### DIRECTIONS
Print out the entries below with no edits.

[Dataset items]
+++
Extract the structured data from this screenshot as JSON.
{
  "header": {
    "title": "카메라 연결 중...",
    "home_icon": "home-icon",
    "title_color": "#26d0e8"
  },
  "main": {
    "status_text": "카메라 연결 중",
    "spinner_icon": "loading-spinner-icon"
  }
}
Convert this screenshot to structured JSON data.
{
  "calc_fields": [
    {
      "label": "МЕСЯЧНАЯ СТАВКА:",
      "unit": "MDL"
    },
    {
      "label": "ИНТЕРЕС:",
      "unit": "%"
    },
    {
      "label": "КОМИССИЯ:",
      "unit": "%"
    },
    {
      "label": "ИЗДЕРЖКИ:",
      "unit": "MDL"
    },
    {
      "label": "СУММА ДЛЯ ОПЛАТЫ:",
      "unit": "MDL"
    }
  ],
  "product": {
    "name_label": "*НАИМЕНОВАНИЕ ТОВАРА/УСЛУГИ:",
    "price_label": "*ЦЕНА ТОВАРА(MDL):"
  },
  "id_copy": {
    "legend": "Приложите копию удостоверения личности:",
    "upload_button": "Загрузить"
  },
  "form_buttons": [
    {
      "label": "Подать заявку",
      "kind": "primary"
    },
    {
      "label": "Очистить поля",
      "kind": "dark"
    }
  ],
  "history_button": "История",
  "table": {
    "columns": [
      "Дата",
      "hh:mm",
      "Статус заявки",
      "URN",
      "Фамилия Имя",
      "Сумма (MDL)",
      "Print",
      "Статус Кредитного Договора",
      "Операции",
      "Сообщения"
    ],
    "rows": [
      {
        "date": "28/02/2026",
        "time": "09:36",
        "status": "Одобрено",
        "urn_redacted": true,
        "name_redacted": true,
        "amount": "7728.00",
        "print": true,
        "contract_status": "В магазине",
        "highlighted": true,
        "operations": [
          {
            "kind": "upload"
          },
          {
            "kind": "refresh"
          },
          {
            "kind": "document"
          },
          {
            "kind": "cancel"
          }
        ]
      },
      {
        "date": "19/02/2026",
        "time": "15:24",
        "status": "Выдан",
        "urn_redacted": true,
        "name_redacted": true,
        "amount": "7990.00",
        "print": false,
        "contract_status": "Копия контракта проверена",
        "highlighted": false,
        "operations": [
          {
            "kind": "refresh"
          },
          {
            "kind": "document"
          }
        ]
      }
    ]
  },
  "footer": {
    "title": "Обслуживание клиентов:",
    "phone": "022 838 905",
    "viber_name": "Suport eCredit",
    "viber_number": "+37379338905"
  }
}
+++
### SOLUTION FOR THIS TASK
Extract the structured data from this screenshot as JSON.
{
  "header": {
    "title": "카메라 연결 중...",
    "home_icon": "home-icon",
    "title_color": "#26d0e8"
  },
  "main": {
    "status_text": "카메라 연결 중",
    "spinner_icon": "loading-spinner-icon"
  }
}
Convert this screenshot to structured JSON data.
{
  "calc_fields": [
    {
      "label": "МЕСЯЧНАЯ СТАВКА:",
      "unit": "MDL"
    },
    {
      "label": "ИНТЕРЕС:",
      "unit": "%"
    },
    {
      "label": "КОМИССИЯ:",
      "unit": "%"
    },
    {
      "label": "ИЗДЕРЖКИ:",
      "unit": "MDL"
    },
    {
      "label": "СУММА ДЛЯ ОПЛАТЫ:",
      "unit": "MDL"
    }
  ],
  "product": {
    "name_label": "*НАИМЕНОВАНИЕ ТОВАРА/УСЛУГИ:",
    "price_label": "*ЦЕНА ТОВАРА(MDL):"
  },
  "id_copy": {
    "legend": "Приложите копию удостоверения личности:",
    "upload_button": "Загрузить"
  },
  "form_buttons": [
    {
      "label": "Подать заявку",
      "kind": "primary"
    },
    {
      "label": "Очистить поля",
      "kind": "dark"
    }
  ],
  "history_button": "История",
  "table": {
    "columns": [
      "Дата",
      "hh:mm",
      "Статус заявки",
      "URN",
      "Фамилия Имя",
      "Сумма (MDL)",
      "Print",
      "Статус Кредитного Договора",
      "Операции",
      "Сообщения"
    ],
    "rows": [
      {
        "date": "28/02/2026",
        "time": "09:36",
        "status": "Одобрено",
        "urn_redacted": true,
        "name_redacted": true,
        "amount": "7728.00",
        "print": true,
        "contract_status": "В магазине",
        "highlighted": true,
        "operations": [
          {
            "kind": "upload"
          },
          {
            "kind": "refresh"
          },
          {
            "kind": "document"
          },
          {
            "kind": "cancel"
          }
        ]
      },
      {
        "date": "19/02/2026",
        "time": "15:24",
        "status": "Выдан",
        "urn_redacted": true,
        "name_redacted": true,
        "amount": "7990.00",
        "print": false,
        "contract_status": "Копия контракта проверена",
        "highlighted": false,
        "operations": [
          {
            "kind": "refresh"
          },
          {
            "kind": "document"
          }
        ]
      }
    ]
  },
  "footer": {
    "title": "Обслуживание клиентов:",
    "phone": "022 838 905",
    "viber_name": "Suport eCredit",
    "viber_number": "+37379338905"
  }
}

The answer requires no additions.